“I think standard regulations around gambling are helpful. Many states have pretty hard limits on how much you can bet per day, and I think that's a useful thing to do. If you limit the amount of betting, it limits the amount of time that people are spending gambling, which may then limit the amount of drinking they do,” Grubbs said. 

That’s evident at the core of sports gamblers. Those who gamble in sports embrace risk-taking with bets and other aspects of their lives. That poses a possible danger on the roads, too, no matter where the betting took place. 

“When you look at a state like New Mexico, where casinos do not serve alcohol on the casino floor, there's this notion that not letting people drink while they're gambling will help reduce harm. For a lot of people, that's probably true. But what concerns me are the ones who are already experiencing one or both problems before they get to the casino or the ones who are dealing with alcohol problems and then start gambling online. We know that gambling disorder and alcohol use disorder are often occurring together,’ Grubbs said. 

Naturally, the overall number of sports gamblers peaks during major sporting events like the Superbowl, but risky behavior for these binge-drinking betters continues beyond March Madness or NFL matchups.  

“During major sporting events, I expect both risky drinking and overall betting behaviors to be pretty high. In fact, they may be a lot higher during those events than at other times. Figuring out how those things change over time is one of our major goals for future projects,” Grubbs said. 

Grubbs says there is a lot left to learn about why these behaviors exist, starting with self-awareness.  

“Across the U.S., due to state regulations, there are a lot of responsible gambling messages and warnings that casinos and sportsbooks are required to share with people, but I think we need to consider whether or not there also needs to be messaging around alcohol use as well in those settings, especially if increasing access to sports gambling is bringing people into situations where they're more likely to drink in dangerous ways, if we know that these things are going hand in hand, we need to think about how to minimize harm,” he said.  

That also begins with a push for a federal funding source for gambling research. Grubbs points out that while designated federal research funds for drug use or alcohol misuse exist, gambling has historically not been funded at the federal level despite clear links between gambling and substance use problems. Grubbs contends that gambling is a public health concern and deserves federal funding to find ways to minimize harm and alleviate suffering.  

Even without federal funding, Grubbs still hopes to find ways to specifically help gamblers in New Mexico. 

“I hope that, over the next few years, we will be able to work with the state to understand better how to meet the needs of gamblers in New Mexico.
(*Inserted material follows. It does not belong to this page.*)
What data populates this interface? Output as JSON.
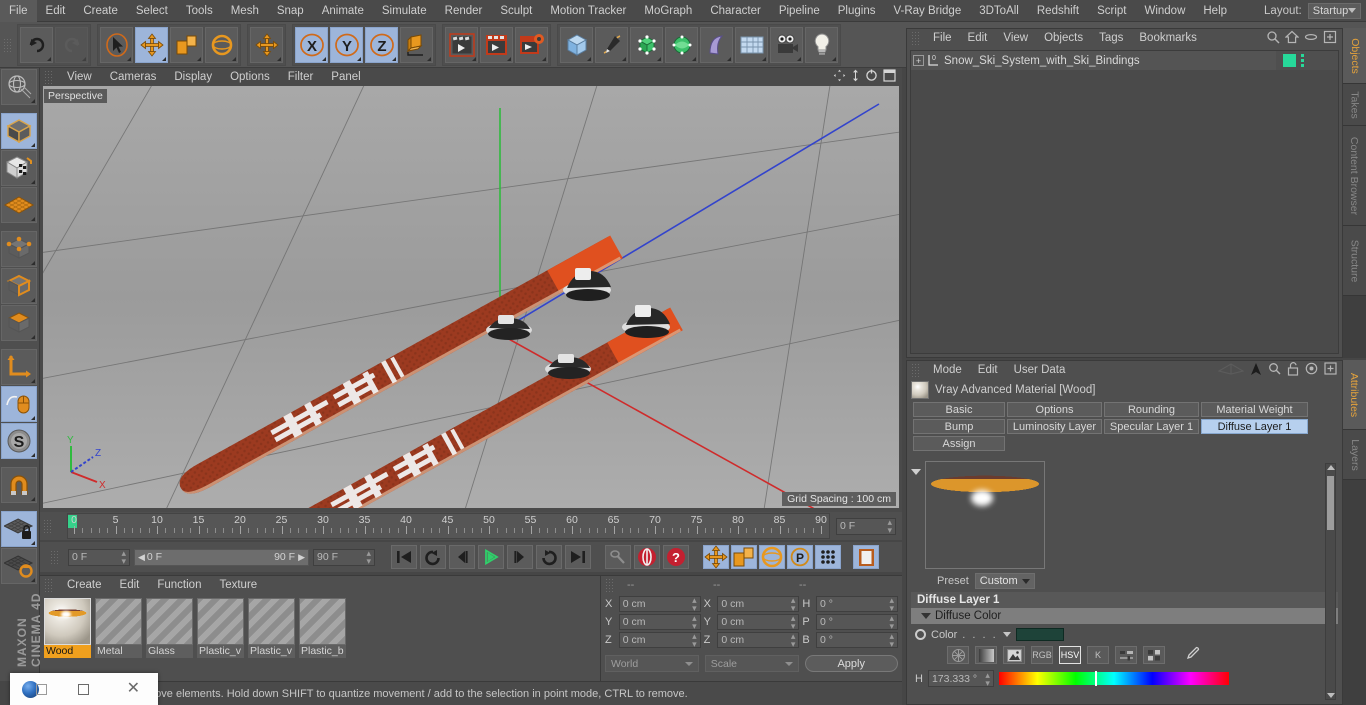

We know from previous studies in the state that problem gambling is much higher in New Mexico than in many other states, but we don't have details on how it might be affecting drinking habits, how it might be causing problems for people in recovery from alcohol problems, or how sports gambling might be contributing to new alcohol-related problems. I want to better assess what is happening in New Mexico, and I think CASAA is uniquely situated to help understand what's going on."